A Central Asian state bordering China, Kyrgyzstan became independent with the collapse of the Soviet Union in 1991.
It has some oil and gas and a developing gold mining sector, but relies on imports for most of its energy needs.
Resentment at widespread poverty and ethnic divisions between north and south have spilled over into violence, and the country’s first two post-Soviet presidents were swept from power by popular discontent.
Settled by Kyrgyz tribes from southern Siberia in the 17th century, the area was ruled by various regional powers before coming under Russian, and then Soviet, rule.

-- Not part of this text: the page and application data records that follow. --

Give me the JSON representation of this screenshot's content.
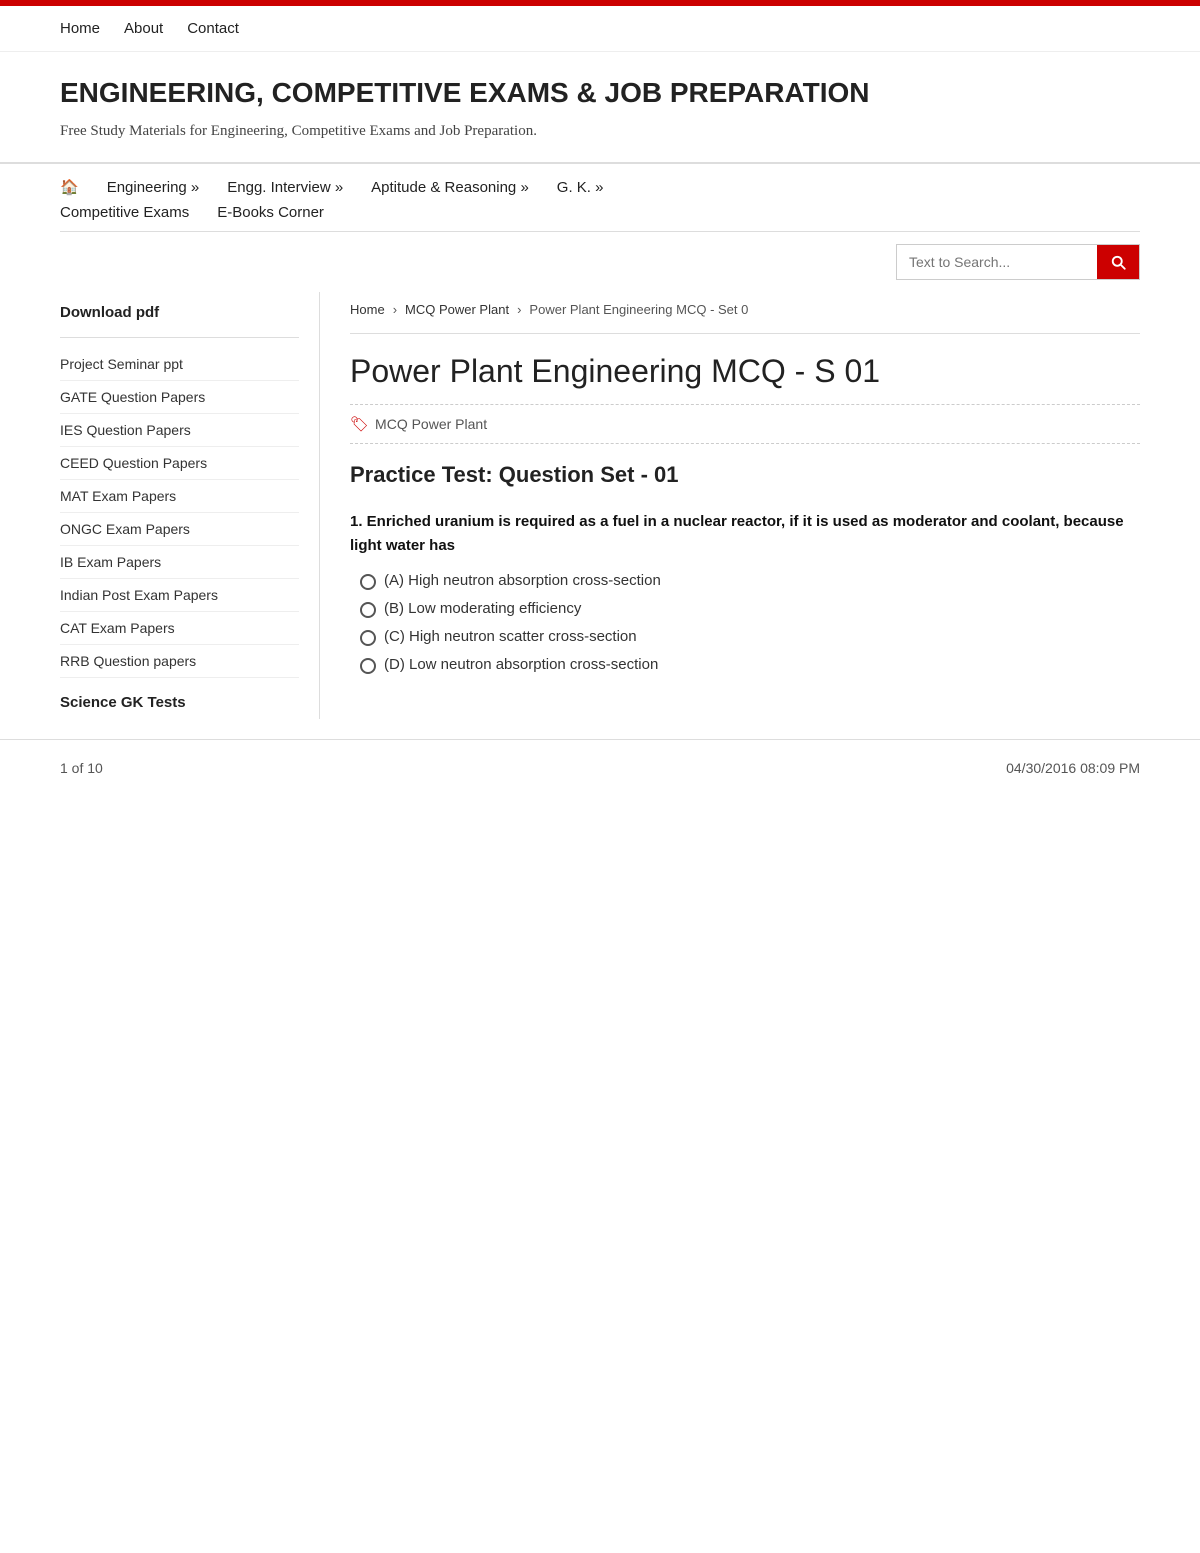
{
  "top_red_bar": {},
  "top_nav": {
    "items": [
      {
        "label": "Home",
        "id": "home"
      },
      {
        "label": "About",
        "id": "about"
      },
      {
        "label": "Contact",
        "id": "contact"
      }
    ]
  },
  "site_header": {
    "title": "ENGINEERING, COMPETITIVE EXAMS & JOB PREPARATION",
    "description": "Free Study Materials for Engineering, Competitive Exams and Job Preparation."
  },
  "main_nav": {
    "row1": [
      {
        "label": "🏠",
        "id": "home-icon",
        "is_icon": true
      },
      {
        "label": "Engineering »",
        "id": "engineering"
      },
      {
        "label": "Engg. Interview »",
        "id": "engg-interview"
      },
      {
        "label": "Aptitude & Reasoning »",
        "id": "aptitude"
      },
      {
        "label": "G. K. »",
        "id": "gk"
      }
    ],
    "row2": [
      {
        "label": "Competitive Exams",
        "id": "competitive-exams"
      },
      {
        "label": "E-Books Corner",
        "id": "ebooks"
      }
    ]
  },
  "search": {
    "placeholder": "Text to Search...",
    "button_label": "Search"
  },
  "sidebar": {
    "download_label": "Download pdf",
    "items": [
      {
        "label": "Project Seminar ppt"
      },
      {
        "label": "GATE Question Papers"
      },
      {
        "label": "IES Question Papers"
      },
      {
        "label": "CEED Question Papers"
      },
      {
        "label": "MAT Exam Papers"
      },
      {
        "label": "ONGC Exam Papers"
      },
      {
        "label": "IB Exam Papers"
      },
      {
        "label": "Indian Post Exam Papers"
      },
      {
        "label": "CAT Exam Papers"
      },
      {
        "label": "RRB Question papers"
      }
    ],
    "section_title": "Science GK Tests"
  },
  "breadcrumb": {
    "items": [
      {
        "label": "Home"
      },
      {
        "label": "MCQ Power Plant"
      },
      {
        "label": "Power Plant Engineering MCQ - Set 0"
      }
    ]
  },
  "article": {
    "title": "Power Plant Engineering MCQ - S 01",
    "tag": "MCQ Power Plant",
    "practice_title": "Practice Test: Question Set - 01",
    "question1": {
      "text": "1. Enriched uranium is required as a fuel in a nuclear reactor, if it is used as moderator and coolant, because light water has",
      "options": [
        {
          "id": "A",
          "label": "(A) High neutron absorption cross-section"
        },
        {
          "id": "B",
          "label": "(B) Low moderating efficiency"
        },
        {
          "id": "C",
          "label": "(C) High neutron scatter cross-section"
        },
        {
          "id": "D",
          "label": "(D) Low neutron absorption cross-section"
        }
      ]
    }
  },
  "footer": {
    "page_info": "1 of 10",
    "timestamp": "04/30/2016 08:09 PM"
  }
}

Most of its six million people are Turkic-speaking Muslims.
In 2014 Kyrgyzstan shut a US military base which had supplied US troops in Afghanistan with personnel and cargo since 2001. Russia retains a military airbase in the country.
- Kyrgyz Republic
- Capital: Bishkek
- Population 5.4 million
- Area 199,900 sq km (77,182 sq miles)
- Major languages Kyrgyz, Russian
- Major religions Islam, Christianity
- Life expectancy 64 years (men), 72 years (women)
- Currency som